Freddie Mac reports the following national averages for the week ending March 8:

  • 30-year fixed-rate mortgages: averaged 4.46 percent, with an average 0.5 point, increasing from last week’s 4.43 percent average. Last year at this time, 30-year rates averaged 4.21 percent.
  • 15-year fixed-rate mortgages: averaged 3.94 percent, with an average 0.5 point, increasing from last week’s 3.90 percent average. A year ago, 15-year rates averaged 3.42 percent.

Source: Freddie Mac

Home Loan Interest Rates Just Got Higher

“Optimistic testimony on Capitol Hill from Federal Reserve Chairman Jerome Powell sent Treasury yields higher as Powell stated his outlook for the economy has strengthened since December,” says Len Kiefer, Freddie Mac’s deputy chief economist.

“We think strength in the economy and pent-up housing demand should allow U.S. housing markets to post modest growth this year even with higher mortgage rates,” Kiefer says.

Freddie Mac reports the following national averages for the week ending March 1:

  • 30-year fixed-rate mortgages: averaged 4.43 percent, with an average 0.5 point, rising from last week’s 4.40 percent average. Last year at this time, 30-year rates averaged 4.10 percent.
  • 15-year fixed-rate mortgages: averaged 3.90 percent, with an average 0.5 point, rising from last week’s 3.85 percent average. A year ago, 15-year rates averaged 3.32 percent.

Source: Freddie Mac

Mortgage Applications Finally Edge Up Again

A brief pause in the rise of interest rates helped buoy mortgage application volume last week, following several weeks of declines. Total mortgage applications for home purchases and refinancings rose 2.7 percent compared to the previous week, the Mortgage Bankers Association reported Wednesday. Applications, however, are 2.4 percent lower than a year ago.

The bulk of last week’s increase was driven by home buyers.
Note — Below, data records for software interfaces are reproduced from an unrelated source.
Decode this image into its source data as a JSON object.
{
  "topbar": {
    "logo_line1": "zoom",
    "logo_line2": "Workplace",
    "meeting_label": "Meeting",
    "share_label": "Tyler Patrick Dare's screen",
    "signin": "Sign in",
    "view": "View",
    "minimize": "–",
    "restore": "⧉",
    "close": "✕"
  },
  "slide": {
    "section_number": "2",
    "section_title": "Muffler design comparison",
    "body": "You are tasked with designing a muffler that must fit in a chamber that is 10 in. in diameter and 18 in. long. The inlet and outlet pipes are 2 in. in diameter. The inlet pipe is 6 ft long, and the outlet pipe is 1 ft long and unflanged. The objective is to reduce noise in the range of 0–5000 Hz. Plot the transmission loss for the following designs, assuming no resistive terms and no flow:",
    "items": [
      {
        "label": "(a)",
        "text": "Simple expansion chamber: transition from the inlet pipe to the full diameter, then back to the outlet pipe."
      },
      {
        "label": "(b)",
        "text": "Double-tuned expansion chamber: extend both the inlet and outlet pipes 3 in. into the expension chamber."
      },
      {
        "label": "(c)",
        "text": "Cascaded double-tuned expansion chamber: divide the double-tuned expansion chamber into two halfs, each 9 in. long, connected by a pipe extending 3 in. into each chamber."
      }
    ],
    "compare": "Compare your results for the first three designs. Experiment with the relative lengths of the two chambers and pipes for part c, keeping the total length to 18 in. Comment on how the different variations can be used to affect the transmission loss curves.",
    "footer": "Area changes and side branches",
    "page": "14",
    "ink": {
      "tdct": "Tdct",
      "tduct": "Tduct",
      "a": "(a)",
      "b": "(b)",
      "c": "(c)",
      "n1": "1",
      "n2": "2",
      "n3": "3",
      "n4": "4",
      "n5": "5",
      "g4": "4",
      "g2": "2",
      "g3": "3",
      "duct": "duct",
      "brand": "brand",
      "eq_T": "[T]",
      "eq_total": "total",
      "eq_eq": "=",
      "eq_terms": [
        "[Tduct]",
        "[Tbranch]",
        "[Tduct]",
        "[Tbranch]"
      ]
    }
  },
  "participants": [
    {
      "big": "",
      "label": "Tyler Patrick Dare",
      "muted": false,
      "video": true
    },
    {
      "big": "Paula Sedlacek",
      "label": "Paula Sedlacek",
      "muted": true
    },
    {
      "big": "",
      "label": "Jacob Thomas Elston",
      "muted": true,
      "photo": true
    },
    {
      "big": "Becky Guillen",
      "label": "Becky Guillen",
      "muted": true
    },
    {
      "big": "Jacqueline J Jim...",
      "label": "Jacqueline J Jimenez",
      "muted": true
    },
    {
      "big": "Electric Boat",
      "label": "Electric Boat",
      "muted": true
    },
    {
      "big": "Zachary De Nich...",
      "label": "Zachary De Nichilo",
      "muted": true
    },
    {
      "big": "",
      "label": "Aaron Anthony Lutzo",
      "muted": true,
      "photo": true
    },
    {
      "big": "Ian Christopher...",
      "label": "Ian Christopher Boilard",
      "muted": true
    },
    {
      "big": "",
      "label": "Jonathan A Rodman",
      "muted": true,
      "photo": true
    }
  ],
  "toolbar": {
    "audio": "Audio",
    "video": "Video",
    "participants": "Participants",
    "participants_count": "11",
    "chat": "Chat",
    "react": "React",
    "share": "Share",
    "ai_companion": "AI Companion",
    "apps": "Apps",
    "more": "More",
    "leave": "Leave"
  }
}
Mortgage applications to purchase a home rose 6 percent during the week, and are 3 percent higher than a year ago, the MBA reports.

Meanwhile, refinance applications dropped 1 percent for the week and are down nearly 10 percent from a year ago. Interest rates were lower a year ago, and refinance applications tend to be more rate-sensitive.

Source: “Mortgage Applications Rise 2.7 Percent as Rates Take a Brief Breather From Surge,” CNBC (Feb. 28, 2018)

Climbing Mortgage Rates at 4-Year High

Mortgage rates continued to inch higher this week, marking the sixth consecutive week for borrowing cost increases for home shoppers.

“Wednesday’s Consumer Price Index report showed higher-than-expected inflation; headline consumer price inflation was 2.1 percent year-over-year in January, two-tenths of a percentage point higher than the consensus forecast,” explains Len Kiefer, Freddie Mac’s deputy chief economist.

Freddie Mac reports the following national averages for the week ending Feb. 15:

  • 30-year fixed-rate mortgages: averaged 4.38 percent with an average 0.6 point, rising from last week’s 4.32 percent average. Last year at this time, 30-year rates averaged 4.15 percent.
  • 15-year fixed-rate mortgages: averaged 3.84 percent, with an average 0.5 point, increasing from last week’s 3.77 percent average. A year ago, 15-year rates averaged 3.35 percent.

Source: Freddie Mac

Is Market Volatility Giving Buyers Cold Feet?

It seems a 1,000-plus point drop in the stock market last week mixed with rising interest rates may have been enough to give homeowners and buyers the jitters. Overall mortgage applications last week dipped 4.1 percent week over week on a seasonally adjusted basis, the Mortgage Bankers Association reported Wednesday.

Broken out, mortgage applications for home purchases plunged 6 percent last week. However, that number is still 4 percent higher than last year. Home buyers complain of weakened affordability and lengthier home searches in research released this week by the National Association of Home Builders. Refinance applications dipped 2 percent last week, but they remain 2.8 percent higher than the same week a year ago.

Mortgage rates continue to move upwards. Last week the 30-year fixed-rate mortgage rose to its highest rate since January 2014, averaging 4.57 percent, the MBA reported.

Source: “Stock Jitters and Higher Interest Rates Drive Weekly Mortgage Applications Down 4.1%,” CNBC (Feb. 14, 2018)